"Contention is made that jurisdiction is vested in the District Court by section 301(b) of the act, 29 U.S.C.A. § 185(b), providing that a labor organization may sue or be sued in the courts of the United States `as an entity and in behalf of the employees whom it represents'; but the purpose and effect of this provision was manifestly to make clear the capacity of labor organizations to come or be brought into court as parties (Cf. Tunstall v. Brotherhood of Locomotive Firemen and Enginemen, 4 Cir., 148 F.2d 403), not to enlarge the class of cases of which the District Courts were given jurisdiction. The difference between such a provision and one conferring jurisdiction is well illustrated by comparison of 301(b) of the act with 301(a), the latter of which confers on the District Courts jurisdiction of suits between employers and labor organizations for violation of contracts. Another provision conferring jurisdiction on the District Courts is section 303(b) of the act, which authorizes them to entertain suits for damages on account of the strikes and boycotts made unlawful by section 303(a). There would, of course, have been no reason for the enactment of either section 301(a) or section 303(b), if the effect of section 301(b) was to vest in the federal courts general jurisdiction of suits by or against labor unions."
Stated differently, if Congress, in enacting the Labor Management Relations Act, had intended to confer upon this Court jurisdiction of a case wherein a person's "right to refrain from any or all of such activities" has been infringed, it would have expressly so stated in the Act as it did in Sections 301(a) and 303(b). The absence of such an express statement leads the Court to believe and to hold that 29 U.S.C.A. § 157 does not provide such a substantive federal right as contemplated by rule 17(b), Federal Rules of Civil Procedure, and does not give plaintiffs the right to sue the defendant United in its common name. (Even if Section 157 did provide a substantive federal right, the section makes no provision as to venue and 28 U.S.C.A. § 1391(b) would apply; thus venue would not be proper in this district.)
In their brief plaintiffs state:
"The return of summons in this case says that Dave B. Sisco was served as District Representative of District Eight of United. We intend to ask, at *878 the proper time, that this return be amended to show service upon Dave B. Sisco as International Representative of United and of course we anticipate no difficulty in proving that Dave B. Sisco is International Representative and has signed various and sundry labor contracts as `International Representative of United Gas, Coke and Chemical Workers of America, C.I.O.'"
Such an amendment to the Marshal's return on the summons could not give the plaintiffs the right to sue the defendant United in its common name for the reasons hereinbefore discussed. Therefore, the Court does not have jurisdiction of the defendant, United Gas, Coke and Chemical Workers of America, C.I.O.
The Court does have jurisdiction of the subject matter of the cause of action between plaintiffs and the defendant, Sisco, since there is complete diversity of citizenship between both plaintiffs and said defendant and there is involved herein an amount in excess of $3,000, exclusive of interest and costs.
The plaintiffs state in their brief:

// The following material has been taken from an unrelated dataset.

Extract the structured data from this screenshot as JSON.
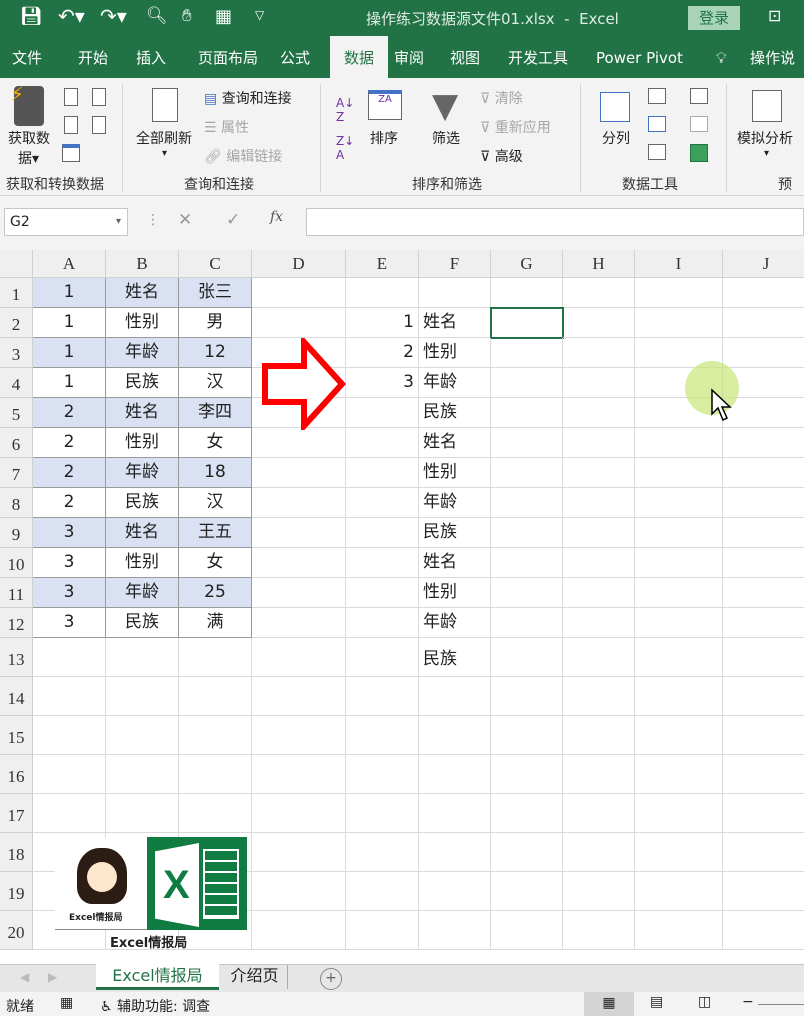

"It may be that it will be necessary for the plaintiffs to amend their complaint to make the suit a class suit under Rule 23(a), Federal Rules of Civil Procedure, and it has been held that a complaint brought in an individual capacity may be so amended as to become a class suit."

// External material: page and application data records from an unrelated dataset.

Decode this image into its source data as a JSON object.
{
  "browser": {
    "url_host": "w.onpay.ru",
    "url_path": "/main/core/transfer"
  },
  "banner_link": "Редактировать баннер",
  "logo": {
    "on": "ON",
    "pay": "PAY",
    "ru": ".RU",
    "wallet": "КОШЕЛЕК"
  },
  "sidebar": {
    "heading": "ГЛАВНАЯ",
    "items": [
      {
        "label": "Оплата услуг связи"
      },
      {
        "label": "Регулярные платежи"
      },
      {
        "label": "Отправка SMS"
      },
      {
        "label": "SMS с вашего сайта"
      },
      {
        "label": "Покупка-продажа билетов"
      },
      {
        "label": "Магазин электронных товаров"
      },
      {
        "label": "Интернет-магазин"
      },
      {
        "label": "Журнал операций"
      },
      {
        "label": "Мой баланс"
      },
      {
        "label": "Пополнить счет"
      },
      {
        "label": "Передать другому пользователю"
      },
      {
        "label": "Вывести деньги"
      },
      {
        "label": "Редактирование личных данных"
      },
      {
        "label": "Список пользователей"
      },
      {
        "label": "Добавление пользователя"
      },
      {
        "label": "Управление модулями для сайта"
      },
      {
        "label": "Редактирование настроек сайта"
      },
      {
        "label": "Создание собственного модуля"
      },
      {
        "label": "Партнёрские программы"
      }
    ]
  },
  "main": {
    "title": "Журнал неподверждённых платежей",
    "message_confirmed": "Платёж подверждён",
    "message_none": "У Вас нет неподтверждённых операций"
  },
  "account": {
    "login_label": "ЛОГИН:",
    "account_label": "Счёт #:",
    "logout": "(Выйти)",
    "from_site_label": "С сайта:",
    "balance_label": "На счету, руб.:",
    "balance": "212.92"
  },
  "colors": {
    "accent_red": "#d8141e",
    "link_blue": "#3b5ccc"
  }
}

The plaintiffs thus recognize that the suit in its present posture is not a class suit under Rule 23(a). However they may be able to amend their complaint and bring their suit under Rule 23(a) as a class suit, and they should be given an opportunity to do so within 30 days from the date of entry of the order herein.

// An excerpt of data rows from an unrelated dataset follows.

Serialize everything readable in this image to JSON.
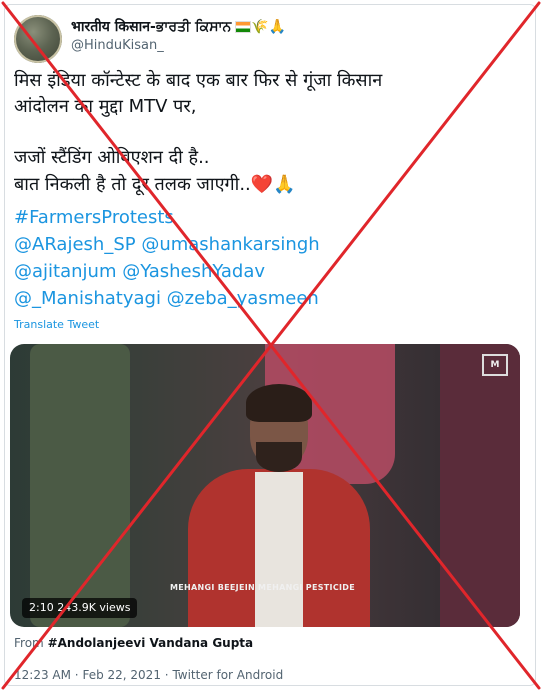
{
  "profile": {
    "display_name": "भारतीय किसान-ਭਾਰਤੀ ਕਿਸਾਨ",
    "name_emojis": "🌾🙏",
    "handle": "@HinduKisan_"
  },
  "tweet": {
    "line1": "मिस इंडिया कॉन्टेस्ट के बाद एक बार फिर से गूंजा किसान",
    "line2": "आंदोलन का मुद्दा MTV पर,",
    "line3": "जजों स्टैंडिंग ओबिएशन दी है..",
    "line4": "बात निकली है तो दूर तलक जाएगी..❤️🙏",
    "hashtag": "#FarmersProtests",
    "mentions1": "@ARajesh_SP @umashankarsingh",
    "mentions2": "@ajitanjum @YasheshYadav",
    "mentions3": "@_Manishatyagi @zeba_yasmeen",
    "translate": "Translate Tweet"
  },
  "video": {
    "time": "2:10",
    "views": "243.9K views",
    "caption": "MEHANGI BEEJEIN MEHANGI PESTICIDE",
    "logo": "M"
  },
  "attribution": {
    "from_label": "From",
    "source": "#Andolanjeevi Vandana Gupta"
  },
  "meta": {
    "time": "12:23 AM",
    "date": "Feb 22, 2021",
    "client": "Twitter for Android",
    "separator": "·"
  },
  "overlay": {
    "cross_color": "#e0262b"
  }
}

The motion of the defendant, Dave B. Sisco, should be overruled, but the motion as to United Gas, Coke and Chemical Workers of America, C.I.O., should be sustained and the complaint against it in its common name dismissed.
An order in accordance herewith is being entered today.